Parallel Session 3.4

Shifting Landscapes – Real and Figurative: Understanding How Altered Land Use is Driving Disease Emergence

2 February 2018

13:00 - 15:00 hrs.


From urban growth to natural resource extraction and agricultural intensification, anthropogenic land use change is leaving an indelible mark on the planet. Globally, from 2000 – 2012, net forest cover loss totaled 1.5 million square kilometers, 32% of which occurred in tropical rainforest ecosystems. This radical alteration in our natural environment is contributing to an acceleration in the pace and diversity of vector-borne and zoonotic disease emergence, as humans, their livestock, and wildlife are placed into increasingly greater contact.
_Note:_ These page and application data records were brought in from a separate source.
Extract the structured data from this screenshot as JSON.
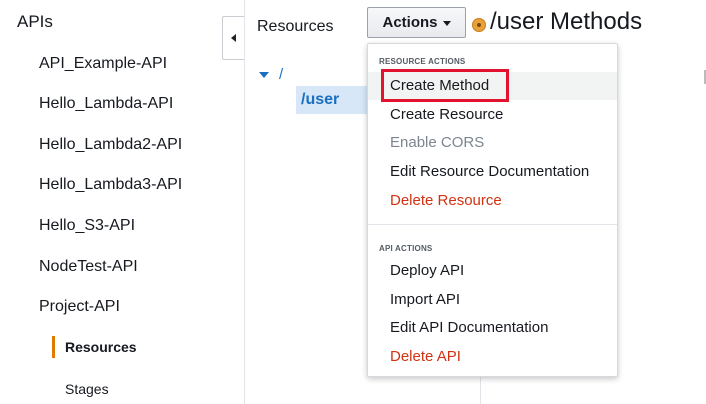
{
  "sidebar": {
    "title": "APIs",
    "apis": [
      "API_Example-API",
      "Hello_Lambda-API",
      "Hello_Lambda2-API",
      "Hello_Lambda3-API",
      "Hello_S3-API",
      "NodeTest-API",
      "Project-API"
    ],
    "subnav": [
      {
        "label": "Resources",
        "active": true
      },
      {
        "label": "Stages",
        "active": false
      }
    ],
    "accent_color": "#e07b00"
  },
  "resources": {
    "title": "Resources",
    "actions_label": "Actions",
    "tree_root": "/",
    "tree_selected": "/user"
  },
  "method_header": {
    "title": "/user Methods",
    "icon": "resource-badge-icon"
  },
  "dropdown": {
    "resource_section": "RESOURCE ACTIONS",
    "resource_actions": [
      {
        "label": "Create Method",
        "state": "highlighted"
      },
      {
        "label": "Create Resource",
        "state": "normal"
      },
      {
        "label": "Enable CORS",
        "state": "disabled"
      },
      {
        "label": "Edit Resource Documentation",
        "state": "normal"
      },
      {
        "label": "Delete Resource",
        "state": "danger"
      }
    ],
    "api_section": "API ACTIONS",
    "api_actions": [
      {
        "label": "Deploy API",
        "state": "normal"
      },
      {
        "label": "Import API",
        "state": "normal"
      },
      {
        "label": "Edit API Documentation",
        "state": "normal"
      },
      {
        "label": "Delete API",
        "state": "danger"
      }
    ],
    "danger_color": "#d13212",
    "highlight_color": "#e2132f"
  }
}
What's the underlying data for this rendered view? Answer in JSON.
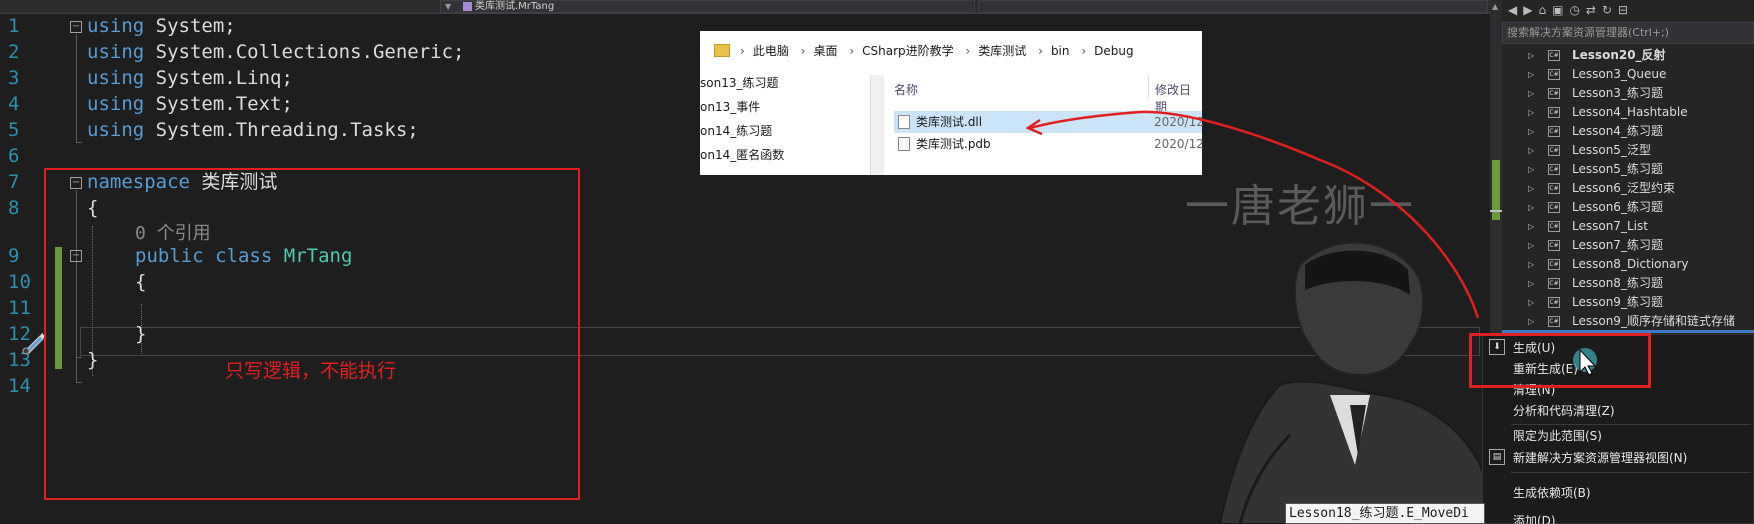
{
  "topbar": {
    "file_combo": "类库测试.MrTang"
  },
  "editor": {
    "line_numbers": [
      "1",
      "2",
      "3",
      "4",
      "5",
      "6",
      "7",
      "8",
      "",
      "9",
      "10",
      "11",
      "12",
      "13",
      "14"
    ],
    "lines": [
      {
        "kw": "using",
        "rest": " System;"
      },
      {
        "kw": "using",
        "rest": " System.Collections.Generic;"
      },
      {
        "kw": "using",
        "rest": " System.Linq;"
      },
      {
        "kw": "using",
        "rest": " System.Text;"
      },
      {
        "kw": "using",
        "rest": " System.Threading.Tasks;"
      }
    ],
    "namespace_kw": "namespace",
    "namespace_name": "类库测试",
    "open_brace": "{",
    "close_brace": "}",
    "ref_count": "0 个引用",
    "public_kw": "public",
    "class_kw": "class",
    "class_name": "MrTang",
    "class_open": "{",
    "class_close": "}",
    "annotation": "只写逻辑，不能执行"
  },
  "explorer": {
    "breadcrumb": [
      "此电脑",
      "桌面",
      "CSharp进阶教学",
      "类库测试",
      "bin",
      "Debug"
    ],
    "left_items": [
      "son13_练习题",
      "on13_事件",
      "on14_练习题",
      "on14_匿名函数"
    ],
    "col_name": "名称",
    "col_date": "修改日期",
    "files": [
      {
        "name": "类库测试.dll",
        "date": "2020/12"
      },
      {
        "name": "类库测试.pdb",
        "date": "2020/12"
      }
    ]
  },
  "watermark": "一唐老狮一",
  "solution_explorer": {
    "toolbar_icons": [
      "back-icon",
      "forward-icon",
      "home-icon",
      "solution-icon",
      "sync-icon",
      "history-icon",
      "refresh-icon",
      "collapse-icon"
    ],
    "search_placeholder": "搜索解决方案资源管理器(Ctrl+;)",
    "projects": [
      {
        "name": "Lesson20_反射",
        "bold": true
      },
      {
        "name": "Lesson3_Queue"
      },
      {
        "name": "Lesson3_练习题"
      },
      {
        "name": "Lesson4_Hashtable"
      },
      {
        "name": "Lesson4_练习题"
      },
      {
        "name": "Lesson5_泛型"
      },
      {
        "name": "Lesson5_练习题"
      },
      {
        "name": "Lesson6_泛型约束"
      },
      {
        "name": "Lesson6_练习题"
      },
      {
        "name": "Lesson7_List"
      },
      {
        "name": "Lesson7_练习题"
      },
      {
        "name": "Lesson8_Dictionary"
      },
      {
        "name": "Lesson8_练习题"
      },
      {
        "name": "Lesson9_练习题"
      },
      {
        "name": "Lesson9_顺序存储和链式存储"
      }
    ]
  },
  "context_menu": {
    "items": [
      "生成(U)",
      "重新生成(E)",
      "清理(N)",
      "分析和代码清理(Z)",
      "限定为此范围(S)",
      "新建解决方案资源管理器视图(N)",
      "生成依赖项(B)",
      "添加(D)"
    ]
  },
  "tooltip": "Lesson18_练习题.E_MoveDi"
}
This session will provide a forum for exploration of the mechanics of land use change-associated zoonotic disease emergence and novel, practical solutions to address this challenge.


  • Understanding the various pathways that are transforming landscapes—from agricultural intensification to extractive industries and infrastructure development—as economically driven
  • Enhanced understanding of the mechanisms through which land use change enables infectious disease emergence and/or re-emergence, including inter-related factors of biodiversity and human population change dynamics
  • Reviewing the data on how various land use scenarios—including fragmentation of wildlife habitats—are linked to both vector-borne and non-vector-borne zoonotic disease transmission dynamics
  • Highlighting proven models for addressing land use-associated disease emergence


Jonathan Epstein

Vice President

EcoHealth Alliance

United States of America


Chadia Wannous

Coordinator and Senior Advisor

Towards a Safer World Network for Pandemic Prepardness (TASW)


Lilis Heri Mis Cicih

Senior Researcher, Lecturer

University of Indonesia


Ohnmar Aung

Project Coordinator

Smithsonian Institution


Serge Morand

Faculty Veterinary Technology

Kasetsart University


Xianyan Tang

Asso. Prof., School of Public Health

Guangxi Medical University



Short Paper: